10 Transgender Films That Paved the Way for The Danish Girl
Before Eddie Redmayne becomes Lili Elbe on November 27, queue this list of trailblazing features.
Eddie Redmayne is no stranger to transformation.
Last year, the British actor went through an intense physical metamorphosis to embody the infamous physicist Stephen Hawking at every stage of his decades-long battle with ALS in The Theory of Everything. It was a powerful role that earned Redmayne the Academy Award for Best Actor. And this year, he’s going full force again.
The Danish Girl, a period piece from Oscar winning director Tom Hooper, tells the true story of Einar Wegener, the 1930s Danish painter who becomes the first man to undergo a sex-change operation, and it’s a film that couldn’t have picked a better time to come out.
With the ESPYS saluting Caitlyn Jenner for her bravery, September’s Emmys awarding Amazon Original series Transparent a whopping five wins, and film festivals the world over welcoming countless indies exploring the issue, there’s no doubt the trans community is finally getting the public awareness it has long deserved.
So we put together a timeline of the evolution of the transgender film. Each provides its subjects with a platform to share their struggles and stories. Some are dramatic, some are funny, but all are trailblazing features that redefine “normal” and challenge the gender binary.
Women in Revolt (1971)
Paul Morrissey’s satire follows a trio of females who join a liberation group only to find themselves even more miserable than when they started. Though the film doesn’t necessarily delve into trans issues, it stars a clique of Andy Warhol’s trans superstars: Candy Darling, Holly Woodlawn, and Jackie Curtis.
The World According to Garp (1982)
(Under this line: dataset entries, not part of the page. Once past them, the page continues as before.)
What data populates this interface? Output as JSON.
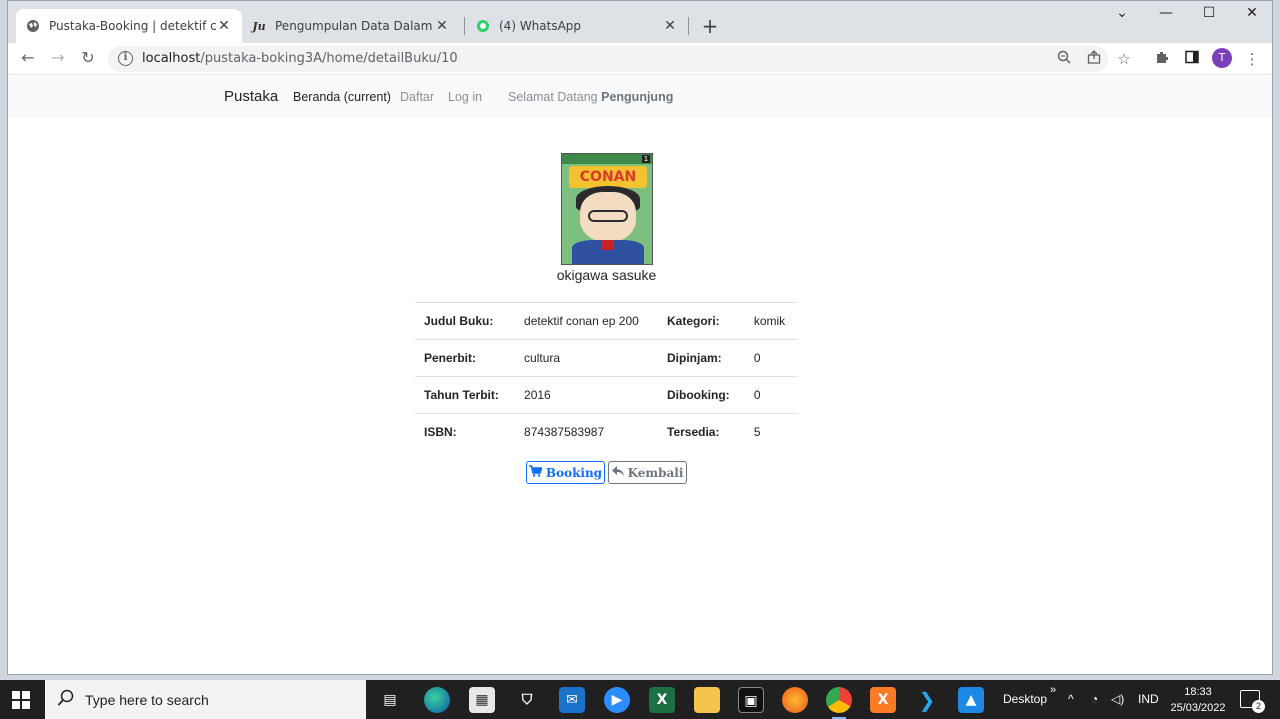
{
  "browser": {
    "tabs": [
      {
        "title": "Pustaka-Booking | detektif conan",
        "favicon": "globe-icon",
        "active": true
      },
      {
        "title": "Pengumpulan Data Dalam Peneli",
        "favicon": "jurnal-icon",
        "active": false
      },
      {
        "title": "(4) WhatsApp",
        "favicon": "whatsapp-icon",
        "active": false
      }
    ],
    "close_glyph": "✕",
    "new_tab_glyph": "+",
    "url_host": "localhost",
    "url_path": "/pustaka-boking3A/home/detailBuku/10",
    "profile_initial": "T"
  },
  "navbar": {
    "brand": "Pustaka",
    "links": [
      "Beranda (current)",
      "Daftar",
      "Log in"
    ],
    "welcome_prefix": "Selamat Datang",
    "welcome_user": "Pengunjung"
  },
  "book": {
    "cover_logo": "CONAN",
    "cover_number": "1",
    "author": "okigawa sasuke",
    "rows": [
      {
        "label1": "Judul Buku:",
        "value1": "detektif conan ep 200",
        "label2": "Kategori:",
        "value2": "komik"
      },
      {
        "label1": "Penerbit:",
        "value1": "cultura",
        "label2": "Dipinjam:",
        "value2": "0"
      },
      {
        "label1": "Tahun Terbit:",
        "value1": "2016",
        "label2": "Dibooking:",
        "value2": "0"
      },
      {
        "label1": "ISBN:",
        "value1": "874387583987",
        "label2": "Tersedia:",
        "value2": "5"
      }
    ]
  },
  "actions": {
    "booking_label": "Booking",
    "kembali_label": "Kembali"
  },
  "taskbar": {
    "search_placeholder": "Type here to search",
    "desktop_label": "Desktop",
    "language": "IND",
    "time": "18:33",
    "date": "25/03/2022",
    "notification_count": "2"
  }
}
Decades before John Lithgow was receiving critical raves as one part of a gay couple in Love Is Strange, he was getting an Oscar nom for his role as Roberta Muldoon in The World According to Garp. As a transsexual woman who used to play in the NFL, Muldoon serves as a sanguine voice of reason in this comedy of idiosyncrasies.
Paris Is Burning (1990)
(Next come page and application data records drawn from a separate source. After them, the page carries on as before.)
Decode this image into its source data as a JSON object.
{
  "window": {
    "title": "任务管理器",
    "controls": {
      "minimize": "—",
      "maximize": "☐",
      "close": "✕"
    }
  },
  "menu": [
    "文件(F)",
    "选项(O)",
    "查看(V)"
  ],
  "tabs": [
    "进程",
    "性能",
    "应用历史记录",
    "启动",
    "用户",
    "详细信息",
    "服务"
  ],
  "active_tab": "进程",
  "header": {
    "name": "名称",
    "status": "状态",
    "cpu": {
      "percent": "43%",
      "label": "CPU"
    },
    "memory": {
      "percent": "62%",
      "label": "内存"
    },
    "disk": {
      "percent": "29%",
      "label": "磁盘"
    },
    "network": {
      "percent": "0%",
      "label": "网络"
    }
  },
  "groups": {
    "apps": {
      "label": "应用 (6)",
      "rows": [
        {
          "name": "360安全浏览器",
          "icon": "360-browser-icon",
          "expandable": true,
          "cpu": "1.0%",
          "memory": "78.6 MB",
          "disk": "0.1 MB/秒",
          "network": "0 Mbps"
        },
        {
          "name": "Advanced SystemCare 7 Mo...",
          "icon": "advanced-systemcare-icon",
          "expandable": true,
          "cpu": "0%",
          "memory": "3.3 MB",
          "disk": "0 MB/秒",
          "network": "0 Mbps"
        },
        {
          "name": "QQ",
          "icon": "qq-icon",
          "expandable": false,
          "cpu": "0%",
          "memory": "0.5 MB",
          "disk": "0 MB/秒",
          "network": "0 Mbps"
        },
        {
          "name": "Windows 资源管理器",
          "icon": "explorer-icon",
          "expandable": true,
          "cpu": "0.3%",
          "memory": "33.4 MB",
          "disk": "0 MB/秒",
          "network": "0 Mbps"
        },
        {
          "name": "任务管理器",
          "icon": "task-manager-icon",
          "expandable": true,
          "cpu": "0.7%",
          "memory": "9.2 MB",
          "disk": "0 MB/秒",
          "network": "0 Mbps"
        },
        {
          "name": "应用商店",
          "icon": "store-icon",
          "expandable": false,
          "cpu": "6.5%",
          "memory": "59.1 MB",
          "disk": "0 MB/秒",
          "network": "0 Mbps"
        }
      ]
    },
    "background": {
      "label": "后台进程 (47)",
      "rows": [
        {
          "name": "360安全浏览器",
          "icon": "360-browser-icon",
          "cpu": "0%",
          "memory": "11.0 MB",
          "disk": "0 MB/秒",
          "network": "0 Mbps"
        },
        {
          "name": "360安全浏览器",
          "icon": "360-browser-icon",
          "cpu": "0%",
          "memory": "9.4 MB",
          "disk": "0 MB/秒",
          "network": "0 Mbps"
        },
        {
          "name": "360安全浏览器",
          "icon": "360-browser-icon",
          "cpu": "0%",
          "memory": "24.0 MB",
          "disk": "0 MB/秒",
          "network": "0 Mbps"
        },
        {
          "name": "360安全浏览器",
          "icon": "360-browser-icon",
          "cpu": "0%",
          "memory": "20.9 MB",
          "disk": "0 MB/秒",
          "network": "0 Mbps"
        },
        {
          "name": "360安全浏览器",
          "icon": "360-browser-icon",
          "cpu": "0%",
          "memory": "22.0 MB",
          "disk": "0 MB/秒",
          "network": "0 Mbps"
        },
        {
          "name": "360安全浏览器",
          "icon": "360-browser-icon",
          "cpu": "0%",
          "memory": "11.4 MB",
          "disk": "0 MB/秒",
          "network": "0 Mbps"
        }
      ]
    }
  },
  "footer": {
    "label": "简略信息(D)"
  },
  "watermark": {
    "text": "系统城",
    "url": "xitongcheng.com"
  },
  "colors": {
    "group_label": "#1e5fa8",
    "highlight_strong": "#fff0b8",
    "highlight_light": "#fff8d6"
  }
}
From director Jennie Livingston, this documentary focuses on New York City’s ‘80s drag scene. At once flamboyant and elegant, the doc’s subjects of various gender identities dish on the vitality of the era, competing in balls, and inventing the vogue dance craze, while candidly discussing more cumbersome topics like AIDS and homophobia.
The Crying Game (1992)
Heralded at the time for its controversial surprise ending and its anti-stereotypical tone, The Crying Game racked up awards, including an Oscar for best screenplay. A web of tangled plot twists, the story follows Fergus, an escaped hostage who flees to London and falls for a hairdresser with a secret.
Boys Don't Cry (1999)
Hillary Swank, a self-proclaimed girly girl, binds her bust to play Brandon Teena, a female who identifies as a male and moves to Nebraska to start anew, in director Kimberly Pierce’s indie drama Boys Don’t Cry. And it’s a move that scored Swank an Oscar.
A road-trip flick that’s less about the destination and more about the journey, Transamerica stars Felicity Huffman as Bree, a classy lady who’s on the verge of reconstructive surgery and solidifying her place in the world as a woman. But before she can go under the knife, she has a bit of a pickle to resolve: She’s just found out she’s fathered a son.
Dallas Buyers Club (2013)
Matthew McConaughey, who withered to 135 pounds to play Ron Woodroof, an HIV-infected Texan who takes on the FDA with the same vigor he has for doing strippers and lines of coke, plays the lead in the based-on-true-events drama. But it’s his sidekick, the transgendered Rayon, played by Jared Leto, who steals the show.
52 Tuesdays (2015)
Billie’s mom wants to be a man, but what does that mean for 16-year-old Billie? In this coming-of-age drama, director Sophie Hyde uses a chapter structure and brilliant actors taking on multifaceted roles to provide a fresh perspective on the sexual reassignment experience for all involved.
We’re used to seeing non-trans actors star in transgender roles. But Sean Baker, the Starlet director whose M.O. is rooted in authenticity, doesn’t play that way. Tangerine, a daylong quest through the slums of Hollywood to find a cheating pimp, stars a pair of transgender leads playing transgender hookers.